Mr. Golan, 35, lives with his wife Tal, 34, and daughter Zoe in the Prospect Lefferts section of Brooklyn, now. The couple left Israel, first for Holland, then later for New York City, looking for “a place with less wars,” Mr. Golan said.
So they were surprised last week, when they learned there was one war here they never expected to have to fight in the U.S.: against censorship.
The artists intended to show shrapnel and bullets superimposed on images of children playing. They hope to eventually construct actual playgrounds for children out of cylindrical objects reminiscent of shrapnel and bullets.

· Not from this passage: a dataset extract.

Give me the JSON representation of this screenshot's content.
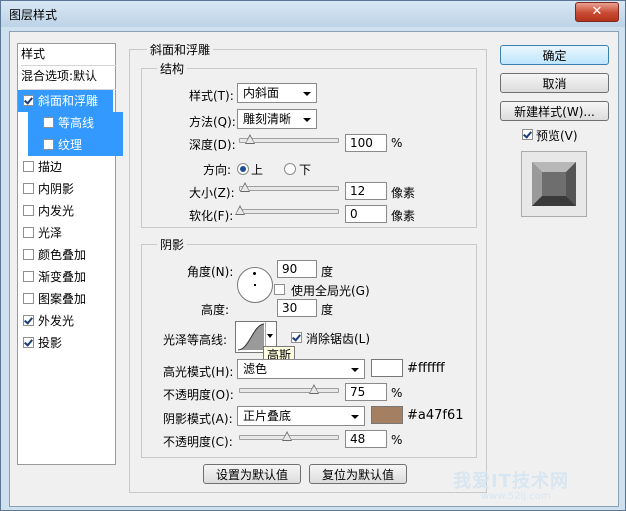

Why? When you are traumatized, you are “robbed of [certain] objects,” Mr. Golan explained. “You cannot see them any other way,” than as what they were when they hurt you. Repurposing the bullets and shrapnel in a playground make the shapes mean something else.
Mr. Golan’s photos, of parts of himself in X-ray, show how riddled with shrapnel he is to this day, while his collages of playgrounds overlaid with close-ups of bullet fragments pulled from his body, are an attempt to repurpose such symbols of violence.
According to the artists, the curators told them they had immediately wanted to bring We Live for Tomorrow to the JHM (located in Battery Park City) after hearing that the theme of the show was ‘time.’ Time, which as we all know is the only thing that can heal all wounds, was essentially the main subject of the couple’s work. How through time and exposure, even objects, images and sounds that once traumatized us can be imbued with new meaning.
But the event at The Jewish Heritage Museum, called “NINE: A Night to Remember,” took place on July 25 without the Golans’ contribution. The website says the exhibition intends to “explor[e] the power of memory in the healing of collective trauma.” The evening had a talk by Masha Gessen called “Knowing When to Run Away: The Most Important Skill a Jew Can Have,” and took place on Tisha B’Av, a Jewish holiday that commemorates the tragedies that have befallen the Jewish people.
Gabriel Sanders, who handles press for the Museum of Jewish Heritage, said the exclusion was “not a political or philosophical matter. This was an aesthetic disagreement between two bureaucracies that are new partners in the process of trying to get into greater things.”
But the Golans said it’s hard for them to imagine that the charged subject matter is not the issue.
Since the museum rejected even the images of shrapnel playgrounds, the couple is weighing a Kickstarter campaign. The page will fund a three-dimensional virtual playground with shrapnel-inspired rides. It would be available to anyone to view and comment on, and they hope it can further their goal of beginning a discussion about violence and recovery from trauma.
“We just cannot accept [being told] ‘no, you cannot carry this message,” Ms. Golan said.
The couple also has a show coming up in Chelsea, at IMC Gallery; the solo exhibition starts Oct. 15.
Still, the sting of the entire affair has affected them. “I feel we are, at the minimum, owed an apology,” Mr. Golan said.